Collins, G.R., 1960, Antoni Gaudí, Braziller, New York.
Cook, T.A., 1979, The Curves of Life, Dover Publications, NY.
Courant, R., Robbins, H., 1941, What is Mathematics? Oxford Univ. Pres, N.Y.
Cundy, M.H., Rollet, A.P., 1961, Mathematical Models, Clarendon, Oxford.
Davis, P.J., Hersh, R., 1981, The Mathematical Experience, Boston, Birkhauser.
De Lange, J. et al., 1999 Mathematics Literacy. OECD/PISA Project.
Freudenthal, H., 1983, Didactical phenomenology of matehamtical structures, D. Riedel, P.C. Dordrecht.
Gómez, J. et al., 1996, La Sagrada Familia del Gaudí al CAD, UPC, Barcelona.
Hargittai, I. Ed., 1986, Symmetry, Pergammon Press, New York.

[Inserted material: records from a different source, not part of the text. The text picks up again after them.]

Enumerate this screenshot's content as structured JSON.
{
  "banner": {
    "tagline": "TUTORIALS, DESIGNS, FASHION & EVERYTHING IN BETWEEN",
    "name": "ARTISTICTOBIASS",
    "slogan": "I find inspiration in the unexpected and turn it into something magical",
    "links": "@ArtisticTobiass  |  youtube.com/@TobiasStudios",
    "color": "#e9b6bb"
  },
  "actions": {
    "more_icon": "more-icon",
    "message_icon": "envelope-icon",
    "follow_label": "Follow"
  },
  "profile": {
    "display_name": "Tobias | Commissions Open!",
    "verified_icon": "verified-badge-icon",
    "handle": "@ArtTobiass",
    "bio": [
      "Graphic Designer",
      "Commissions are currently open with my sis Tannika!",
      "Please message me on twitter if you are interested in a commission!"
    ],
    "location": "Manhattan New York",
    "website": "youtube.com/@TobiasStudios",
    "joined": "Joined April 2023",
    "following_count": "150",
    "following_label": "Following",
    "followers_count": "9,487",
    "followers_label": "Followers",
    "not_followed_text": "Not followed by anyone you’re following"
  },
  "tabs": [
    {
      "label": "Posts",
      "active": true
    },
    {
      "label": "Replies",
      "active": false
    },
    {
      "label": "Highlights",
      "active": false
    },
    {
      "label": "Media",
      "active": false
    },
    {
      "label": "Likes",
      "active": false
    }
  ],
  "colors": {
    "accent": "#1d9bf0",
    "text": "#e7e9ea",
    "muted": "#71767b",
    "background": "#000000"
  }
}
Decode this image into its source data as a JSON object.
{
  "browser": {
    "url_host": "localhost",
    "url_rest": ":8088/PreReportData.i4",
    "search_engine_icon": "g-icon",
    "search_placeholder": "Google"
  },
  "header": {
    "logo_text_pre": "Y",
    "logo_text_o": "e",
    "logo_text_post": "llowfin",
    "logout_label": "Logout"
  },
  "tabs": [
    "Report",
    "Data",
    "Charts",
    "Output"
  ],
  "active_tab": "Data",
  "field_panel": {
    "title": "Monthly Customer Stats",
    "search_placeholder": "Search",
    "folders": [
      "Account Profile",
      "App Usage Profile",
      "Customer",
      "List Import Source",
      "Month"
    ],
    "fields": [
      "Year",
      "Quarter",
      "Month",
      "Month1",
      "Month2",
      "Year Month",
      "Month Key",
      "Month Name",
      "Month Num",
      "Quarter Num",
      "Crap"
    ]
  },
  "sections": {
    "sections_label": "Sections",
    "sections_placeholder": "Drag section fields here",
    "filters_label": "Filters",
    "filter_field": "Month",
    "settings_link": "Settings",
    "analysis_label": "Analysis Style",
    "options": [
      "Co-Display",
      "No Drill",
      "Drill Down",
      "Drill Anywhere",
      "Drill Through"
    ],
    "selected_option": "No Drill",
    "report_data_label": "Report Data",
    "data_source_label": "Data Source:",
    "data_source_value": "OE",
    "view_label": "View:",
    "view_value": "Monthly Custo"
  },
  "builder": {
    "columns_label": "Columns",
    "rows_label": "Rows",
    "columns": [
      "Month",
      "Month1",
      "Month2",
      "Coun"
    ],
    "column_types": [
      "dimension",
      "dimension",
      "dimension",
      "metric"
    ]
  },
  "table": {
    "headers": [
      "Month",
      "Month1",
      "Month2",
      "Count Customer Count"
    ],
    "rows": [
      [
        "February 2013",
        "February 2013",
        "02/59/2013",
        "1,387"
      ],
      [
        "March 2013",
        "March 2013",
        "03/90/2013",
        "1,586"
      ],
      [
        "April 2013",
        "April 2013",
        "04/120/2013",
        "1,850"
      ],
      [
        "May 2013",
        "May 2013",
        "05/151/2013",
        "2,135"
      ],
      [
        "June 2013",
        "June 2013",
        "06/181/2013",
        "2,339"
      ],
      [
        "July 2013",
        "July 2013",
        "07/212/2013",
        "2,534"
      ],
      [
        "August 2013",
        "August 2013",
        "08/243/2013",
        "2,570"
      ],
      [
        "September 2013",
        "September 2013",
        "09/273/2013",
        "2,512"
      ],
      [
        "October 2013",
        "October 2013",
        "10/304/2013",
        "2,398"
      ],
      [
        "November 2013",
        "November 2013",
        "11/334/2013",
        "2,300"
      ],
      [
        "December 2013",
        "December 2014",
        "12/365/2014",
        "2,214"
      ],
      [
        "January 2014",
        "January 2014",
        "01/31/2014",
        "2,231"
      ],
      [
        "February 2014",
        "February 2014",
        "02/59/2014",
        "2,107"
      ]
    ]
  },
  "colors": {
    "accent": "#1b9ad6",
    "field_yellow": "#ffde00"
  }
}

Henderson, D.W., 1996, Experiencing Geometry On Plane and Sphere, Prentice Hall, Upper Saddle Rises.
Lakatos, I., 1976, Proofs and Refutations, Cambridge Univ. Press. Cambridge.
Lange, J. de, 1998, Real Problems with Real World Mathematics. Proc. 8th ICME, Seville: Saem Thales, 83-110.
Lines, L., 1965, Solid Geometry. Dover Publications, New York.
Malkevitc, J. (ed), 1991, Geometry’s Future, COMAP, Lexington.
Mantyla, M., 1988, An Introduction to Solid Modeling. C. Sci. Press, Rockville.
McMahon, T., Bonner, J., 1983, On Size and Life, Scient. Amer. Library, NY.
Millman, R.S., Parker, G.D, 1991, Geometry: A Metric Approach with Models. 2nd ed. Springer-Verlag, New York.
Miyazaki, K., 1983, An Adventure in Multidimensional Space, J. Wiley, NY.
Mottershead, L. 1985 Sources of Mathematical Discovery, B. Blackwell, Oxford.
NCTM, 2000, Principles and Standards for School Mathematics.
Nelsen, R., 1993-2000, Proofs without words I, II, MAA, Washington.
Plugh, G., 1976, Polyhedra, a visual approach, U. Cal. Press, Londres.
Salvadori, M., 1990, Why buildings stand up, WW Norton, New York.
Senechal, M. 1991 Visualization and Visual Thinking, in (Malkevitch 1991)15-22.
Senechal, M., Fleck, G., 1988, Shaping Space: A Polyhedral Approach, Design Science Collection, Birkauser, Boston.
Serra, M., 1989, Discovering Geometry: An Inductive Approach. Key Curriculum Press, California, Berkeley.
Steen, L.A. (ed.), 1994, For all practical purposes. COMAP, W.H. Freeman, Co. NY.
Tokutoshi, T., 1983, El Mundo Enigmático de Gaudí. Inst. España, Madrid.
Veloso, E., 1998, Geometria. Temas Actuais, Min. Educaçao, Lisboa.
References on Gaudí published in English recently
Giralt-Miracle, D. (ed). Gaudí. The exploration of form. Aj. Barcelona-Lumberg, Barcelona, 2002.
Giralt-Miracle, D. (ed). Gaudí 2002: Miscellany. Aj. Barcelona-Planeta, Barcelona, 2002.